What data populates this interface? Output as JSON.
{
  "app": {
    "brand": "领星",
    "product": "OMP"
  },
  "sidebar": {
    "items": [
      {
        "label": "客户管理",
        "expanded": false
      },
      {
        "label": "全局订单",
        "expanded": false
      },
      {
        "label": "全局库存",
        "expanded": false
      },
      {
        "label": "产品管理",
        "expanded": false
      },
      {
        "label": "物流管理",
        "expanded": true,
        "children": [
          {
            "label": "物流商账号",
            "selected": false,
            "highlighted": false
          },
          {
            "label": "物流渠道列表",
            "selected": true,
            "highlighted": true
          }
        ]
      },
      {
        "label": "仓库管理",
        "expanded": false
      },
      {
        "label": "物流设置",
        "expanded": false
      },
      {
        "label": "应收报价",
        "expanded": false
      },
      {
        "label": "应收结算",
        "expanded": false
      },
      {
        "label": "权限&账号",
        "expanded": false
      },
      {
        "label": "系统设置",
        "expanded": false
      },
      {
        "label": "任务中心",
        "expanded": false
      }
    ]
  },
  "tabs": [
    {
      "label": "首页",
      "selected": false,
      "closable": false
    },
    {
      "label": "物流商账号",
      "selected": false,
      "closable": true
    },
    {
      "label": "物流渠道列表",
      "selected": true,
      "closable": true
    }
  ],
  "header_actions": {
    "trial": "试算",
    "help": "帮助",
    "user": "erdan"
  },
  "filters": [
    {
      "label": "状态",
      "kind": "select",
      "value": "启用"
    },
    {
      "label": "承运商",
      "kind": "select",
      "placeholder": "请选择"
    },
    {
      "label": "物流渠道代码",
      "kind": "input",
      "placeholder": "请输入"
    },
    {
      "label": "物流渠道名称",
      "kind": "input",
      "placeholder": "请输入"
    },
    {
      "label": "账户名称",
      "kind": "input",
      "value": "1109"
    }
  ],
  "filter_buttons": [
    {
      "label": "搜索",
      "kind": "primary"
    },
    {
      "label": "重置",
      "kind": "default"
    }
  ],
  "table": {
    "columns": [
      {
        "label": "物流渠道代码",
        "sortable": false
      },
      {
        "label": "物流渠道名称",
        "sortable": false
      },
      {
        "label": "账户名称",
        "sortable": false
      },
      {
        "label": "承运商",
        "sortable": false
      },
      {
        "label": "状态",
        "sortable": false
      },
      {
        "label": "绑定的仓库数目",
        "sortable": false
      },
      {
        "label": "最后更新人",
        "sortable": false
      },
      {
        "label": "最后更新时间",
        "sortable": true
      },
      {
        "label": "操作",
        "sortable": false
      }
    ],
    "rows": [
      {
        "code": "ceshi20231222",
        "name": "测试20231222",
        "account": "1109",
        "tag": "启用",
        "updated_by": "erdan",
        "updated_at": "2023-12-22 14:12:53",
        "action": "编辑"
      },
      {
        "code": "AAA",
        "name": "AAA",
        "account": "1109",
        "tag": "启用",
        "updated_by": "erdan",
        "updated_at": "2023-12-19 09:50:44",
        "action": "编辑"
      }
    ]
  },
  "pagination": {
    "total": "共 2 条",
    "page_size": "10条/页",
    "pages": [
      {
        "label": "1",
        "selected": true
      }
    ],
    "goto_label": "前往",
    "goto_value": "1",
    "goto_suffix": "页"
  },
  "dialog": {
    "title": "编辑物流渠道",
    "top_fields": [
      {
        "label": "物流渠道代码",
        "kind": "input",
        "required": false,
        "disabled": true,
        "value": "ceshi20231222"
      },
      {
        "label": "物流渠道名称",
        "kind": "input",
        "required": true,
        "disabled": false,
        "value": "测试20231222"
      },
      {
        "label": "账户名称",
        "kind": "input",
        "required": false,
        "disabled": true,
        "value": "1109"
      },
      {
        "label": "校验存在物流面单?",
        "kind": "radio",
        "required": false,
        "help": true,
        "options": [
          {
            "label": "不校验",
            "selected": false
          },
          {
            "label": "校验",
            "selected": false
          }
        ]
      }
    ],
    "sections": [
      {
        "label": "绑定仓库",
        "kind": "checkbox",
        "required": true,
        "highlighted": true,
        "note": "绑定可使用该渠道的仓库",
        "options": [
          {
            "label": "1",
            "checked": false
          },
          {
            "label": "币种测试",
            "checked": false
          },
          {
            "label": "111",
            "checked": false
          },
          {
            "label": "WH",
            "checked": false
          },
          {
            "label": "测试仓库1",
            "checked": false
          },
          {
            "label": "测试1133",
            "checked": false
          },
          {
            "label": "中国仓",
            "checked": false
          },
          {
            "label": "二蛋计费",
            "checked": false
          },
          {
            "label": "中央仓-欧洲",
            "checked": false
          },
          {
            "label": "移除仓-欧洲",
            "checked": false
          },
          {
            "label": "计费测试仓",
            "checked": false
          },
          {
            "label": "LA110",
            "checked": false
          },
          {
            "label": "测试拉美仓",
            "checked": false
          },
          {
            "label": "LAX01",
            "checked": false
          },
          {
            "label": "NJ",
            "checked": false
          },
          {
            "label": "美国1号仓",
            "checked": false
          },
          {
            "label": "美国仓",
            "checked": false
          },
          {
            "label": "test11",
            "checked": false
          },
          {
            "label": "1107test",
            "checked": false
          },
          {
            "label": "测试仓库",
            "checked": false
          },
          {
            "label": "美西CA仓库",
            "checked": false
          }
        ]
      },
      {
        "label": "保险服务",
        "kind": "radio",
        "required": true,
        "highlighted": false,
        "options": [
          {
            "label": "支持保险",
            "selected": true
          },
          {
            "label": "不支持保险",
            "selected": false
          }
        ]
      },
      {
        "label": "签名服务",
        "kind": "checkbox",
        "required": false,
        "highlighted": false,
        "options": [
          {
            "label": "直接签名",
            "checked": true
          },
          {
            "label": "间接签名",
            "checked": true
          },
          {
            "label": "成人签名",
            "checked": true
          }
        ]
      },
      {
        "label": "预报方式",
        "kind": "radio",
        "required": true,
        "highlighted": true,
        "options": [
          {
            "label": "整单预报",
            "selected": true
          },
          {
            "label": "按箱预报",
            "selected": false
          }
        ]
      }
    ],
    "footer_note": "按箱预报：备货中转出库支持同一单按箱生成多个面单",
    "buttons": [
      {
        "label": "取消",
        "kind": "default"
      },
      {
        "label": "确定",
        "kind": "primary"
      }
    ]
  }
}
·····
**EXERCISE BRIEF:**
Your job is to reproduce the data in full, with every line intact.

**RESPONSE TO THE EXERCISE:**
What data populates this interface? Output as JSON.
{
  "app": {
    "brand": "领星",
    "product": "OMP"
  },
  "sidebar": {
    "items": [
      {
        "label": "客户管理",
        "expanded": false
      },
      {
        "label": "全局订单",
        "expanded": false
      },
      {
        "label": "全局库存",
        "expanded": false
      },
      {
        "label": "产品管理",
        "expanded": false
      },
      {
        "label": "物流管理",
        "expanded": true,
        "children": [
          {
            "label": "物流商账号",
            "selected": false,
            "highlighted": false
          },
          {
            "label": "物流渠道列表",
            "selected": true,
            "highlighted": true
          }
        ]
      },
      {
        "label": "仓库管理",
        "expanded": false
      },
      {
        "label": "物流设置",
        "expanded": false
      },
      {
        "label": "应收报价",
        "expanded": false
      },
      {
        "label": "应收结算",
        "expanded": false
      },
      {
        "label": "权限&账号",
        "expanded": false
      },
      {
        "label": "系统设置",
        "expanded": false
      },
      {
        "label": "任务中心",
        "expanded": false
      }
    ]
  },
  "tabs": [
    {
      "label": "首页",
      "selected": false,
      "closable": false
    },
    {
      "label": "物流商账号",
      "selected": false,
      "closable": true
    },
    {
      "label": "物流渠道列表",
      "selected": true,
      "closable": true
    }
  ],
  "header_actions": {
    "trial": "试算",
    "help": "帮助",
    "user": "erdan"
  },
  "filters": [
    {
      "label": "状态",
      "kind": "select",
      "value": "启用"
    },
    {
      "label": "承运商",
      "kind": "select",
      "placeholder": "请选择"
    },
    {
      "label": "物流渠道代码",
      "kind": "input",
      "placeholder": "请输入"
    },
    {
      "label": "物流渠道名称",
      "kind": "input",
      "placeholder": "请输入"
    },
    {
      "label": "账户名称",
      "kind": "input",
      "value": "1109"
    }
  ],
  "filter_buttons": [
    {
      "label": "搜索",
      "kind": "primary"
    },
    {
      "label": "重置",
      "kind": "default"
    }
  ],
  "table": {
    "columns": [
      {
        "label": "物流渠道代码",
        "sortable": false
      },
      {
        "label": "物流渠道名称",
        "sortable": false
      },
      {
        "label": "账户名称",
        "sortable": false
      },
      {
        "label": "承运商",
        "sortable": false
      },
      {
        "label": "状态",
        "sortable": false
      },
      {
        "label": "绑定的仓库数目",
        "sortable": false
      },
      {
        "label": "最后更新人",
        "sortable": false
      },
      {
        "label": "最后更新时间",
        "sortable": true
      },
      {
        "label": "操作",
        "sortable": false
      }
    ],
    "rows": [
      {
        "code": "ceshi20231222",
        "name": "测试20231222",
        "account": "1109",
        "tag": "启用",
        "updated_by": "erdan",
        "updated_at": "2023-12-22 14:12:53",
        "action": "编辑"
      },
      {
        "code": "AAA",
        "name": "AAA",
        "account": "1109",
        "tag": "启用",
        "updated_by": "erdan",
        "updated_at": "2023-12-19 09:50:44",
        "action": "编辑"
      }
    ]
  },
  "pagination": {
    "total": "共 2 条",
    "page_size": "10条/页",
    "pages": [
      {
        "label": "1",
        "selected": true
      }
    ],
    "goto_label": "前往",
    "goto_value": "1",
    "goto_suffix": "页"
  },
  "dialog": {
    "title": "编辑物流渠道",
    "top_fields": [
      {
        "label": "物流渠道代码",
        "kind": "input",
        "required": false,
        "disabled": true,
        "value": "ceshi20231222"
      },
      {
        "label": "物流渠道名称",
        "kind": "input",
        "required": true,
        "disabled": false,
        "value": "测试20231222"
      },
      {
        "label": "账户名称",
        "kind": "input",
        "required": false,
        "disabled": true,
        "value": "1109"
      },
      {
        "label": "校验存在物流面单?",
        "kind": "radio",
        "required": false,
        "help": true,
        "options": [
          {
            "label": "不校验",
            "selected": false
          },
          {
            "label": "校验",
            "selected": false
          }
        ]
      }
    ],
    "sections": [
      {
        "label": "绑定仓库",
        "kind": "checkbox",
        "required": true,
        "highlighted": true,
        "note": "绑定可使用该渠道的仓库",
        "options": [
          {
            "label": "1",
            "checked": false
          },
          {
            "label": "币种测试",
            "checked": false
          },
          {
            "label": "111",
            "checked": false
          },
          {
            "label": "WH",
            "checked": false
          },
          {
            "label": "测试仓库1",
            "checked": false
          },
          {
            "label": "测试1133",
            "checked": false
          },
          {
            "label": "中国仓",
            "checked": false
          },
          {
            "label": "二蛋计费",
            "checked": false
          },
          {
            "label": "中央仓-欧洲",
            "checked": false
          },
          {
            "label": "移除仓-欧洲",
            "checked": false
          },
          {
            "label": "计费测试仓",
            "checked": false
          },
          {
            "label": "LA110",
            "checked": false
          },
          {
            "label": "测试拉美仓",
            "checked": false
          },
          {
            "label": "LAX01",
            "checked": false
          },
          {
            "label": "NJ",
            "checked": false
          },
          {
            "label": "美国1号仓",
            "checked": false
          },
          {
            "label": "美国仓",
            "checked": false
          },
          {
            "label": "test11",
            "checked": false
          },
          {
            "label": "1107test",
            "checked": false
          },
          {
            "label": "测试仓库",
            "checked": false
          },
          {
            "label": "美西CA仓库",
            "checked": false
          }
        ]
      },
      {
        "label": "保险服务",
        "kind": "radio",
        "required": true,
        "highlighted": false,
        "options": [
          {
            "label": "支持保险",
            "selected": true
          },
          {
            "label": "不支持保险",
            "selected": false
          }
        ]
      },
      {
        "label": "签名服务",
        "kind": "checkbox",
        "required": false,
        "highlighted": false,
        "options": [
          {
            "label": "直接签名",
            "checked": true
          },
          {
            "label": "间接签名",
            "checked": true
          },
          {
            "label": "成人签名",
            "checked": true
          }
        ]
      },
      {
        "label": "预报方式",
        "kind": "radio",
        "required": true,
        "highlighted": true,
        "options": [
          {
            "label": "整单预报",
            "selected": true
          },
          {
            "label": "按箱预报",
            "selected": false
          }
        ]
      }
    ],
    "footer_note": "按箱预报：备货中转出库支持同一单按箱生成多个面单",
    "buttons": [
      {
        "label": "取消",
        "kind": "default"
      },
      {
        "label": "确定",
        "kind": "primary"
      }
    ]
  }
}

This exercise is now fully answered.